Have you ever seen a stone with a rope hanging from it in a Japanese garden or in the precincts of a shrine or temple? This is called a "tome-ishi (stop stone)," and it is used to indicate that you cannot enter from this point on. The most common type of stone is a round stone with a black palm rope hung crosswise over it, and is sometimes called "sekimori-ishi" as well.

It is sometimes used as a stepping stone in the open space leading to a tea garden or a tea room, so that it does not interfere with a tea ceremony when one is being held there. It also serves to guide visitors to the right path by placing it on a path that divides into several parts.

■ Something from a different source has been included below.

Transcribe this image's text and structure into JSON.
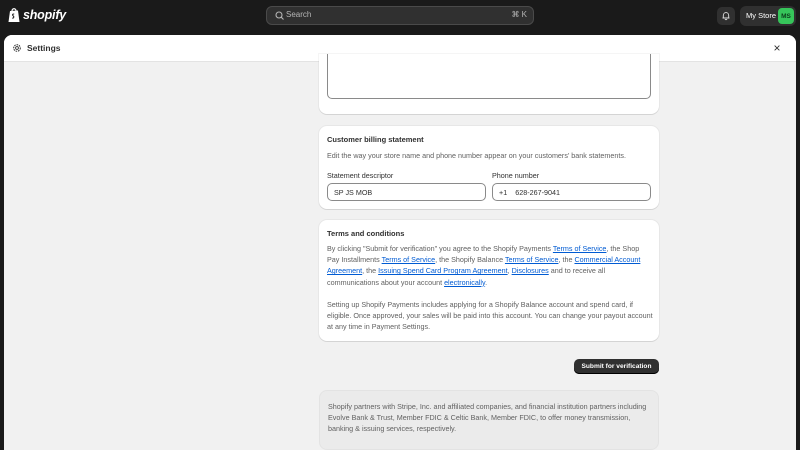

The simple shapes of the stones blend in with the landscape, but they also play a variety of roles, such as representing boundaries and serving as signposts, and it can be said that tome-ishi is a culture filled with the deep consideration and wisdom of our ancestors.